This one's a bit of a no-brainer, but nobody remembers the quiet dude in the back. Don't be afraid to park it at the bar even if you're too shy to make conversation at first. After a few weeks, the staff can't help but remember you because at the end of the day, face time is what really matters.
Establish a routine
Bars can be busy, unreliable places. Turnover is often high, patrons come and go, and shifts change on a whim. When I started frequenting my regular spot, I made a habit of coming in on Sunday afternoons armed with the New York Times crossword and a thirst for cold session IPAs. Before long, the Sunday staff and I were thick as thieves and they in turn introduced me to the other bartenders, expanding my reach and further establishing my regular status. Plus, if you're the kind of person who aspires to be the human version of a neon beer sign, you're probably no stranger to the joys of a good routine.
You'd be surprised how many aspiring regulars consistently undertip, only to later marvel at their increasingly poor service or lack of buybacks. If you love a place and want it to love you back, you have to pad that bill a little. An extra buck or two for every drink goes a long way, especially in the beginning. And keep in mind, once you start receiving those coveted free drinks/shots/fries/whatever, you’ll still need to leave the guys behind the taps a nice chunk of change in order to maintain your foothold.
Stay in your lane
When it comes to being a regular, little matters more than good manners. Sure you might have an insider's understanding of bar politics, but that doesn't mean you should talk smack about the new barback's dishwashing insufficiencies. And while you may be enjoying a special rapport with your favorite Friday night barkeep, don't assume that your burgeoning friendship comes along with the ability to cut lines or hang around after hours. Remember, being a regular is a privilege, not a right.
If you're sitting at a bar and chilling on water all night, you're basically just prohibiting paying (and tipping) customers from blowing their hard-earned cash on a bevy of adult beverages. No need to be a lush (really, try not to be a lush), but keep the liquor flowing at a reasonable rate throughout the duration of your hang time and your bartender will remain in good spirits.
Don't be a creep
Look, if your only motivation to become a regular is to pick up that cute cocktail waitress, slow your roll. You never, ever want to be the scary guy sitting at the corner of the bar, winking and pushing singles across the table in a misguided attempt at flirting. It's better for everyone if you keep things platonic. Besides, if you do end up taking that waitress out and it doesn't go well, you’re out of both a date and a bar. That's a lose-lose, pal.
And don't bring first dates!
In a similar vein, bringing a first date to your regular bar is a huge mistake. It might sound like an ideal location at first -- you'll feel like the big person on campus, you can show off a hot Tinder date, you probably just want to drink for free -- but bringing an unfamiliar person to your regular joint comes with a lot of responsibility.

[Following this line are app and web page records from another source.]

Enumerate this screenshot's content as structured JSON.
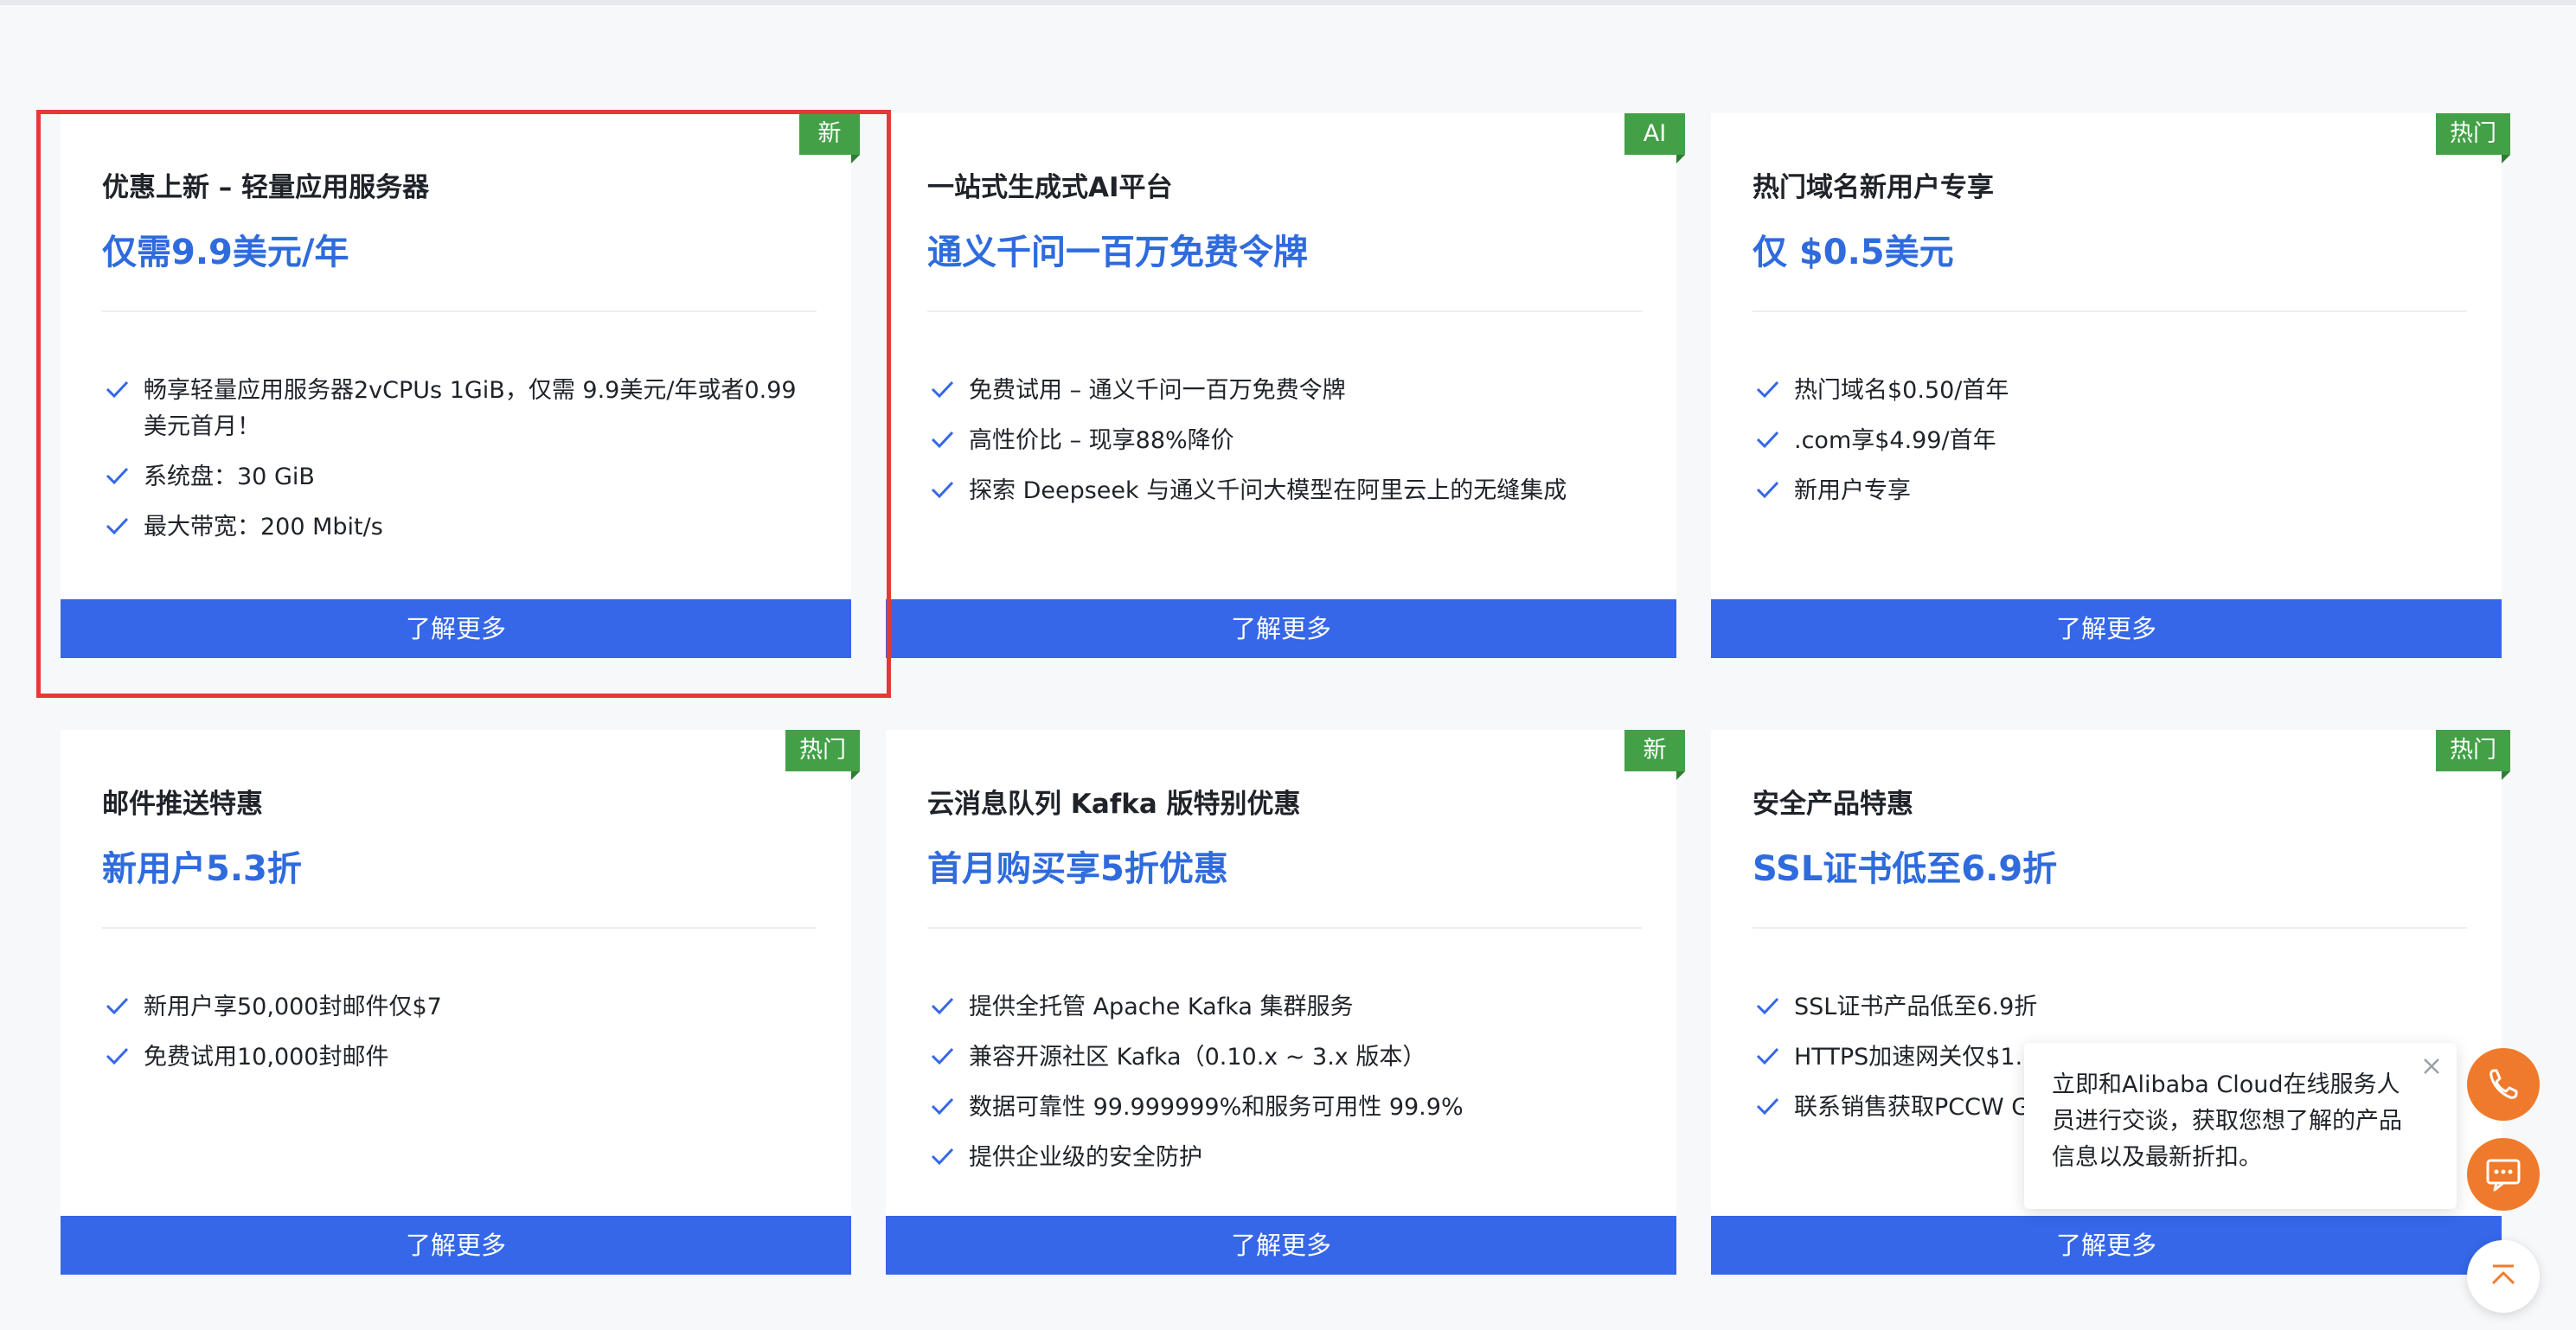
{
  "cta_label": "了解更多",
  "colors": {
    "accent": "#3567e8",
    "subtitle": "#2f6bdd",
    "badge": "#43a047",
    "highlight": "#e53935",
    "fab": "#f07a2c"
  },
  "cards": [
    {
      "badge": "新",
      "title": "优惠上新 – 轻量应用服务器",
      "subtitle": "仅需9.9美元/年",
      "features": [
        "畅享轻量应用服务器2vCPUs 1GiB，仅需 9.9美元/年或者0.99美元首月！",
        "系统盘：30 GiB",
        "最大带宽：200 Mbit/s"
      ]
    },
    {
      "badge": "AI",
      "title": "一站式生成式AI平台",
      "subtitle": "通义千问一百万免费令牌",
      "features": [
        "免费试用 – 通义千问一百万免费令牌",
        "高性价比 – 现享88%降价",
        "探索 Deepseek 与通义千问大模型在阿里云上的无缝集成"
      ]
    },
    {
      "badge": "热门",
      "title": "热门域名新用户专享",
      "subtitle": "仅 $0.5美元",
      "features": [
        "热门域名$0.50/首年",
        ".com享$4.99/首年",
        "新用户专享"
      ]
    },
    {
      "badge": "热门",
      "title": "邮件推送特惠",
      "subtitle": "新用户5.3折",
      "features": [
        "新用户享50,000封邮件仅$7",
        "免费试用10,000封邮件"
      ]
    },
    {
      "badge": "新",
      "title": "云消息队列 Kafka 版特别优惠",
      "subtitle": "首月购买享5折优惠",
      "features": [
        "提供全托管 Apache Kafka 集群服务",
        "兼容开源社区 Kafka（0.10.x ~ 3.x 版本）",
        "数据可靠性 99.999999%和服务可用性 99.9%",
        "提供企业级的安全防护"
      ]
    },
    {
      "badge": "热门",
      "title": "安全产品特惠",
      "subtitle": "SSL证书低至6.9折",
      "features": [
        "SSL证书产品低至6.9折",
        "HTTPS加速网关仅$1.60/月",
        "联系销售获取PCCW Global DDoS防护优惠"
      ]
    }
  ],
  "chat": {
    "message": "立即和Alibaba Cloud在线服务人员进行交谈，获取您想了解的产品信息以及最新折扣。"
  },
  "icons": {
    "phone": "phone-icon",
    "chat": "chat-icon",
    "top": "back-to-top-icon",
    "check": "check-icon",
    "close": "close-icon"
  }
}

What if they love the place and start showing up all the time, regardless of whether you keep dating them? What if you like them but they totally hate your bar? Your regular spot should be a special refuge from the harshness of the outside world, and a place that's just for you. Keep it that way.

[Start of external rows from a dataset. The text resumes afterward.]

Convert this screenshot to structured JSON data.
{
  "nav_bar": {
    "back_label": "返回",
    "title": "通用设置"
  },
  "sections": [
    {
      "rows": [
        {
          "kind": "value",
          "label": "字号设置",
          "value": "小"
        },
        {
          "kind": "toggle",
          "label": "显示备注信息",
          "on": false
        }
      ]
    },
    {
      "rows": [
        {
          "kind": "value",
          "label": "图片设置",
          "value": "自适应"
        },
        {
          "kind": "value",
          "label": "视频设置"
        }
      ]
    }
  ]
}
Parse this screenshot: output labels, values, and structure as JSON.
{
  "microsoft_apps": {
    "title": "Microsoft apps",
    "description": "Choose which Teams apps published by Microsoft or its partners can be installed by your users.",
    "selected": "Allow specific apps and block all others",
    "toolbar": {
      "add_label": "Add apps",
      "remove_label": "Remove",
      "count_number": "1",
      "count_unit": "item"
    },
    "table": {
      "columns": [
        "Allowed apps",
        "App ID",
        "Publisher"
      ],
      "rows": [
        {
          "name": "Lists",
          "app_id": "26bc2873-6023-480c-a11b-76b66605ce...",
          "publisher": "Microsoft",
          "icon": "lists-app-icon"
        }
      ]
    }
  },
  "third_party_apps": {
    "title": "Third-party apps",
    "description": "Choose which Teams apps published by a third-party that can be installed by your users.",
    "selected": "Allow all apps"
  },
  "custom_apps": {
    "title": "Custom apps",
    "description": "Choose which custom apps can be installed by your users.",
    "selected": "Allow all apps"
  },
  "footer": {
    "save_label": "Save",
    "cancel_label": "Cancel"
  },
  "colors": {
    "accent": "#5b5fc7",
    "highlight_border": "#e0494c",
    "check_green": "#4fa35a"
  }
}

Stay on your side of the bar
There's nothing that pisses off a bartender more than a trespassing customer. I don't care if you're trying to shake a hand, clean up a spill, or catch a mouse, violating that sacred line between server and served will definitely gain you a permanent spot on any bar's shit list. If help is needed back there, you'll be asked.
Entitlement is perhaps the worst quality in a human being, and that counts double for anyone trying to achieve regular status. Acting like you deserve perks like extra shots, buybacks, or music and TV requests is a big turnoff, so remember to be polite and gracious at every turn. The same goes for assuming your bartender-customer relationship extends beyond the confines of the bar. Always take cues from the staff -- if they want to hang out off shift, rest assured they'll make it known. Until then, cozy up to that barstool, mind your P's and Q's, and keep happily nursing that beer.